Validating user input in shell script
Used to exercise the pattern recognition engine, which can be used with the reader interface to the parser.
But thatâ€™s enough to allow us to delete the â€œif $Event Date â€“is [Date Time]â€ from the If statement and from the error message. If the parameter value takes a collection, like a list of dates, and any one of the dates fails the test, Validate Script throws an error that stops the script, even if all other dates pass the test. (Todayâ€™s date would generate the same error.) The error message explains (in more words that I could use) that the date failed the validation test.These attributes are statements that are added to the parameter definition.They tell Windows Power Shell to examine the parameter values that are used when the function is called and determine whether the parameter values meet some specified conditions.If the value of the $Event Date parameter is a Date Time object and itâ€™s later than now, the function writes a nice sentence with the date to the console or host program. I can never remember this, so I use an ISE snippet or copy it from about_functions_advanced_parameters.But, if the value of $Event Date is not a Date Time object, or itâ€™s not a future date, the function generates an error. But aside from the syntax, Validate Script is easy to use.

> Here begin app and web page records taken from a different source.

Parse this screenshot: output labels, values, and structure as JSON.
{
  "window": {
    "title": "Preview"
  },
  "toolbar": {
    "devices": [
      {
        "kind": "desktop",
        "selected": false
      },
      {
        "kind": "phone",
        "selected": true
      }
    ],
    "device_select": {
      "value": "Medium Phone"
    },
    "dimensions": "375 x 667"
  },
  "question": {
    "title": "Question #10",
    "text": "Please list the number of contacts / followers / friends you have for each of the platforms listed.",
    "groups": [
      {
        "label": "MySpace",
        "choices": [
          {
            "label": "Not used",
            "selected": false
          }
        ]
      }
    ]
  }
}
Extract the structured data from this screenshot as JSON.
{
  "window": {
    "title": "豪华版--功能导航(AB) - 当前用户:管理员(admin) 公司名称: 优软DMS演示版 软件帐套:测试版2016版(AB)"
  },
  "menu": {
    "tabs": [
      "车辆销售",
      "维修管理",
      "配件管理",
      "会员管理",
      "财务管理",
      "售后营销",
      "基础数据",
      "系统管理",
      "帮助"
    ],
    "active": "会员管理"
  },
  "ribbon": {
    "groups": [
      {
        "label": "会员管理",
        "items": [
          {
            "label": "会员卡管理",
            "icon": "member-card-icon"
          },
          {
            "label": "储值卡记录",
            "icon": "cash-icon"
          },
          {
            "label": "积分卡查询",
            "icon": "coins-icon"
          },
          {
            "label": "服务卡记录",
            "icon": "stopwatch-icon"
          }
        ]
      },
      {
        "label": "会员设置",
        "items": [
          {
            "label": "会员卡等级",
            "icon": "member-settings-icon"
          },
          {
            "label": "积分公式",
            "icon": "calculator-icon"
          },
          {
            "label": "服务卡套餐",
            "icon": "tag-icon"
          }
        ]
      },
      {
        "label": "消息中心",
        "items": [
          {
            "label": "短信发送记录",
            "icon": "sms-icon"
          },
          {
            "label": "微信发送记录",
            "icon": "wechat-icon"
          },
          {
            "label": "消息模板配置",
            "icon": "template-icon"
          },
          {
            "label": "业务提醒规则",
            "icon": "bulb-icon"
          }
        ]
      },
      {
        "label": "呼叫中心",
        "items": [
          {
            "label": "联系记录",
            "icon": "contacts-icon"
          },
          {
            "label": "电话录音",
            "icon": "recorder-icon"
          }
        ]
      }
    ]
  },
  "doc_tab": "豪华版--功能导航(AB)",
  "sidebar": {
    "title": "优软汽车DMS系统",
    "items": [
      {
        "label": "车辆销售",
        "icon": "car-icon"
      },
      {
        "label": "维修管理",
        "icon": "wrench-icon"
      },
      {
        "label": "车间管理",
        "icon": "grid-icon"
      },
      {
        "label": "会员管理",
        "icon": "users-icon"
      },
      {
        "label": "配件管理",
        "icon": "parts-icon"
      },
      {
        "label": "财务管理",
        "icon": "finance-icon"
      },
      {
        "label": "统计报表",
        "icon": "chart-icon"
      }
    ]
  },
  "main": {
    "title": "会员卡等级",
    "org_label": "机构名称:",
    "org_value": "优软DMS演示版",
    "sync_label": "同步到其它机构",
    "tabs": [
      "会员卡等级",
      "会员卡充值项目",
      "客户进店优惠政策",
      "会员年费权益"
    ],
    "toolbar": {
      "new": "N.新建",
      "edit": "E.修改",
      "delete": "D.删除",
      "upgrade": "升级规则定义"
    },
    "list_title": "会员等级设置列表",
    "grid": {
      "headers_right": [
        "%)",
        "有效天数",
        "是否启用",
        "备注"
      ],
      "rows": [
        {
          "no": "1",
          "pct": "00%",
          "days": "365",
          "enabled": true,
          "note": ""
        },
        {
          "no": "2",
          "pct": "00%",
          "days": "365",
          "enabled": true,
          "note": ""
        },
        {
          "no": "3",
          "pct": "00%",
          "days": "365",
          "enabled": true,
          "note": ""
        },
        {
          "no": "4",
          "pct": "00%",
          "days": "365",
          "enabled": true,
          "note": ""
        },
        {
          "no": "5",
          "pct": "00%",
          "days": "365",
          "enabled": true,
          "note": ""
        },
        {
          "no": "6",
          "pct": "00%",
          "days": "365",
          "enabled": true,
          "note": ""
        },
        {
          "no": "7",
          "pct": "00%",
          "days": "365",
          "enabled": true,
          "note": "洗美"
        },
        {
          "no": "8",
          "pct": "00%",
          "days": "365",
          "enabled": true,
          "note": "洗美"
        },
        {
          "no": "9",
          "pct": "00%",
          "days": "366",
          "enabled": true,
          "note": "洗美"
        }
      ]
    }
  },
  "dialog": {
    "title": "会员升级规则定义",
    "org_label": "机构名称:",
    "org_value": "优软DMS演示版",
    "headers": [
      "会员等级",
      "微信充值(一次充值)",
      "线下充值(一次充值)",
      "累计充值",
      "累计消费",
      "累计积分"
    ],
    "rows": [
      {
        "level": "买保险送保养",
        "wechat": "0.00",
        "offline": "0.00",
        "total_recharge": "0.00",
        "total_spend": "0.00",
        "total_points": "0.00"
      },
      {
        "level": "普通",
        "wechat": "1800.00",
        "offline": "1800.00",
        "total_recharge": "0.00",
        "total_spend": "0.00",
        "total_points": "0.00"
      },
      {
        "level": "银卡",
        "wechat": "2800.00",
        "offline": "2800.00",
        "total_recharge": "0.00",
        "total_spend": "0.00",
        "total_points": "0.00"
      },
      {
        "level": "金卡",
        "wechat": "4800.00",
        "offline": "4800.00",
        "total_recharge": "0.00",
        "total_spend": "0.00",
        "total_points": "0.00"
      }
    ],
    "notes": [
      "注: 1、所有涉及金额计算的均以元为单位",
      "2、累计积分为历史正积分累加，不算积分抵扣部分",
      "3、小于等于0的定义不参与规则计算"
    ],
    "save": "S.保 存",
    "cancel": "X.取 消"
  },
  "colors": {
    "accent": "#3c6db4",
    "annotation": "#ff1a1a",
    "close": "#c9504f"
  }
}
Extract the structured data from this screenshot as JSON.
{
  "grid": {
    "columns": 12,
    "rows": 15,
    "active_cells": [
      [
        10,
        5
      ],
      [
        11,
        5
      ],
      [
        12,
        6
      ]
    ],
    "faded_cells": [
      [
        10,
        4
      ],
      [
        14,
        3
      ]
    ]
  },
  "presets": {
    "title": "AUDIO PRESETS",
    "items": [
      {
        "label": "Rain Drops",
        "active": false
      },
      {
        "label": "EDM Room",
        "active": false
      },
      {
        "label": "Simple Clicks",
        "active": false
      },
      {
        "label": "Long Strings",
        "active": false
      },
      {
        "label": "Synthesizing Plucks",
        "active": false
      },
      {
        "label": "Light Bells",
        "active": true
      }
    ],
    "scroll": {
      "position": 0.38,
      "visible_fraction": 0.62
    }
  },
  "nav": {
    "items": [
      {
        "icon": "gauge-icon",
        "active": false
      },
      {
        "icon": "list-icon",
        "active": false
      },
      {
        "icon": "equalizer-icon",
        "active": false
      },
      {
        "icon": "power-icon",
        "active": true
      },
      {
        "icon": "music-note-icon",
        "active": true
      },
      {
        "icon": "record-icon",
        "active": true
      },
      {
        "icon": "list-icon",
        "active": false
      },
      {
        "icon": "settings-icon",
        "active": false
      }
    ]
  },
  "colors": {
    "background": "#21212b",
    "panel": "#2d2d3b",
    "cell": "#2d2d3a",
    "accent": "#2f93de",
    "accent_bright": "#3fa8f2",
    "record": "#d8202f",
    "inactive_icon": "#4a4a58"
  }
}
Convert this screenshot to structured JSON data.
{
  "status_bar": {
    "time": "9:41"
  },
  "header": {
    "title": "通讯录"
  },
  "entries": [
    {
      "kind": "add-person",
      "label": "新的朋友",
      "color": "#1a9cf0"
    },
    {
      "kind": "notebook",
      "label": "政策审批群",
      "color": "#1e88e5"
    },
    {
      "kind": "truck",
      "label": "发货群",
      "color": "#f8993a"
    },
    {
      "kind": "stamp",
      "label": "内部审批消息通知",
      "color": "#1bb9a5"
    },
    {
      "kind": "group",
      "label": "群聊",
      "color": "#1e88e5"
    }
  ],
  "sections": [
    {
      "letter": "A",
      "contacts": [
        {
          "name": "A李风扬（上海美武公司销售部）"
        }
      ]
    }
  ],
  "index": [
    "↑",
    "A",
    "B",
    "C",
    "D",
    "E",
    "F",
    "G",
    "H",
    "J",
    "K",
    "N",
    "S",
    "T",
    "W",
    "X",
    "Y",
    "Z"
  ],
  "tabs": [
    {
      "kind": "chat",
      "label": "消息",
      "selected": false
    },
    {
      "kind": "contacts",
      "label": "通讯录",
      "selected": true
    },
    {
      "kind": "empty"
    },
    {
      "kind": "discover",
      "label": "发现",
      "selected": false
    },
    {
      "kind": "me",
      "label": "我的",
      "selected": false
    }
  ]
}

Before we get to the details, letâ€™s talk about why youâ€™d want to use something like this. Instead, the Windows Power Shell engine tests the parameter value and you can use the script to do scripty things. Hereâ€™s a silly function that will serve as our example. Validate Script is enclosed in square brackets: [Validate Script].